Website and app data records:

········

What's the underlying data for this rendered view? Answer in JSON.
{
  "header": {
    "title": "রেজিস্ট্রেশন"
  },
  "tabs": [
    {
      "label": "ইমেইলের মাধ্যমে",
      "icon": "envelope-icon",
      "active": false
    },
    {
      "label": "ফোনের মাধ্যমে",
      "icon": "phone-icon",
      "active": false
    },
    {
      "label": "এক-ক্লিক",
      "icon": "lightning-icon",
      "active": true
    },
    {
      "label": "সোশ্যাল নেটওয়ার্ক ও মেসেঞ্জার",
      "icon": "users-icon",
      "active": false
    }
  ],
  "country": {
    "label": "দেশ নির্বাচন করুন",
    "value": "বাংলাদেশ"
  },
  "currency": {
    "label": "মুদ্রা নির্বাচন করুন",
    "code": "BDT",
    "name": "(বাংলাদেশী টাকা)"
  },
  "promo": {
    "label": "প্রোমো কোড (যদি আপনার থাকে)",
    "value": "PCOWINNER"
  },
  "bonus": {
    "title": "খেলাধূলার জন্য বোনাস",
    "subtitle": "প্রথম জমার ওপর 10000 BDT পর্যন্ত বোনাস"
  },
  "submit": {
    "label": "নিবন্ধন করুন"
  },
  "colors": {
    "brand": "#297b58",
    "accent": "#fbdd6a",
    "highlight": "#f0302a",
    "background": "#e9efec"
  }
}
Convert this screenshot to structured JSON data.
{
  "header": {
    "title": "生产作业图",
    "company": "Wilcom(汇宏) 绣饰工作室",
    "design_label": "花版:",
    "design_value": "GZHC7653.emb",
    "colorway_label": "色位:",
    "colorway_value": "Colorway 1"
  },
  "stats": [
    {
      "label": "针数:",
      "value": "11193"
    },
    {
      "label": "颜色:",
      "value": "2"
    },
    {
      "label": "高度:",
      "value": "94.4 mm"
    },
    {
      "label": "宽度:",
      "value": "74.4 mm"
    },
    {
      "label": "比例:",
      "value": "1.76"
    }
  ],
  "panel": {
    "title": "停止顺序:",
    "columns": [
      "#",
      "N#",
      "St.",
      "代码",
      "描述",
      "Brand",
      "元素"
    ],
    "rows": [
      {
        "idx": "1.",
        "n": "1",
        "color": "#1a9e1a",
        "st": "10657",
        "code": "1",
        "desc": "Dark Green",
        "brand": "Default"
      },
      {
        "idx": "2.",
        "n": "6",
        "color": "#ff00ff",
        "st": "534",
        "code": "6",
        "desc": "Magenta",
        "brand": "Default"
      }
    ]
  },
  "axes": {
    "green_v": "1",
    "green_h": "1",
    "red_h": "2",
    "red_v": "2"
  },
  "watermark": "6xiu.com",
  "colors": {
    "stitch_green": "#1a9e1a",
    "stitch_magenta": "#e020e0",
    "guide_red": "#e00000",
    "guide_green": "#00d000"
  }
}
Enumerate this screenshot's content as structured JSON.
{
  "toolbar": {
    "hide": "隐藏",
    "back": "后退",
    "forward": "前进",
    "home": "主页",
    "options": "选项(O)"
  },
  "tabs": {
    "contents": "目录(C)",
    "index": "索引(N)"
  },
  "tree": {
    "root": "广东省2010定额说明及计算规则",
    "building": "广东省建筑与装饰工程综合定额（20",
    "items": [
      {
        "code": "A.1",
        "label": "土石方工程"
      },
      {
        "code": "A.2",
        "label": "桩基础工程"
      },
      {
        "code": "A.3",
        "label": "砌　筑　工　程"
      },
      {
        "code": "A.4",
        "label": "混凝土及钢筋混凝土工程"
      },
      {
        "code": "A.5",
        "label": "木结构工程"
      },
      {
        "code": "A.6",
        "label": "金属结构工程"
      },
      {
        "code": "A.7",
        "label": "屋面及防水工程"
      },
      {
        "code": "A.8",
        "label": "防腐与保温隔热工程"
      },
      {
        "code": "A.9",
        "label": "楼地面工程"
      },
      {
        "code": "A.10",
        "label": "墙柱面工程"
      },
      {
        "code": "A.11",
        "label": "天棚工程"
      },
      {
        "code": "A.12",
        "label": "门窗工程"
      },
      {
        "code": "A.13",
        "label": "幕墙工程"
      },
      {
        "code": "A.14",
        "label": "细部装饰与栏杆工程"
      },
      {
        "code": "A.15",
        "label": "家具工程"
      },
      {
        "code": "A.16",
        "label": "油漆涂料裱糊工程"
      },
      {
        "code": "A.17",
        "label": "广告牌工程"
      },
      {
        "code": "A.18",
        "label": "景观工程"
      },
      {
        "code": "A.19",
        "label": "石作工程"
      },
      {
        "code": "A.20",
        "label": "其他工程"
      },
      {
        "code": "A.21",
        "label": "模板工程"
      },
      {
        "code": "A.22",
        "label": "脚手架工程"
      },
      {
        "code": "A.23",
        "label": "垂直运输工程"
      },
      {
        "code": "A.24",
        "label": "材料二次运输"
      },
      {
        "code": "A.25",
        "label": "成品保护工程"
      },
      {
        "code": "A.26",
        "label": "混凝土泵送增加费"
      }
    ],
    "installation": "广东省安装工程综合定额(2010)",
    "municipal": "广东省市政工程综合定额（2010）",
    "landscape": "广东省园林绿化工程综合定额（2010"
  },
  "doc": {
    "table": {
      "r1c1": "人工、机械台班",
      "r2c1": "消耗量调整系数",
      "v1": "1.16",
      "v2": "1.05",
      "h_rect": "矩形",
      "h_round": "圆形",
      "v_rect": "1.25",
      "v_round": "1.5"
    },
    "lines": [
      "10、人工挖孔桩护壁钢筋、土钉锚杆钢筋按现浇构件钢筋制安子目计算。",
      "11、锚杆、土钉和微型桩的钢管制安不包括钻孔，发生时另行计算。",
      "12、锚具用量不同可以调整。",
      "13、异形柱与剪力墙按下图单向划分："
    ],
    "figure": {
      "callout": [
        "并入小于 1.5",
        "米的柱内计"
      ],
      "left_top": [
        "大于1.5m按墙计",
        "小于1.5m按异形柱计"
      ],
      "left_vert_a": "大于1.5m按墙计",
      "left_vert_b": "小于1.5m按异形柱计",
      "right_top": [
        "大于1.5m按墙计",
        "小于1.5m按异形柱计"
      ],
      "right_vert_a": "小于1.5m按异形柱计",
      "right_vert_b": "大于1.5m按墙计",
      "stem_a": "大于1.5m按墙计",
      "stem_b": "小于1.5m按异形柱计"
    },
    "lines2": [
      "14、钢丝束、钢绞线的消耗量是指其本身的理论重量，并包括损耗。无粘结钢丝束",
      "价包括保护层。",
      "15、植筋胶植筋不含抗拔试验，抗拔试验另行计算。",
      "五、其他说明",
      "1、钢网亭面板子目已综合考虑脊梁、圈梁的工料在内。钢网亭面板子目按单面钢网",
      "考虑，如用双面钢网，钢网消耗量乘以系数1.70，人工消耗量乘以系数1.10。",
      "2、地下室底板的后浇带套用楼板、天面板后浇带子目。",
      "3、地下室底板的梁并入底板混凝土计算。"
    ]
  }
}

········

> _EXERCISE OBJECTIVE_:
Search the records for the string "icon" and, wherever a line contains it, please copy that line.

> _SOLUTION FOR THIS PROBLEM_:
      "icon": "envelope-icon",
      "icon": "phone-icon",
      "icon": "lightning-icon",
      "icon": "users-icon",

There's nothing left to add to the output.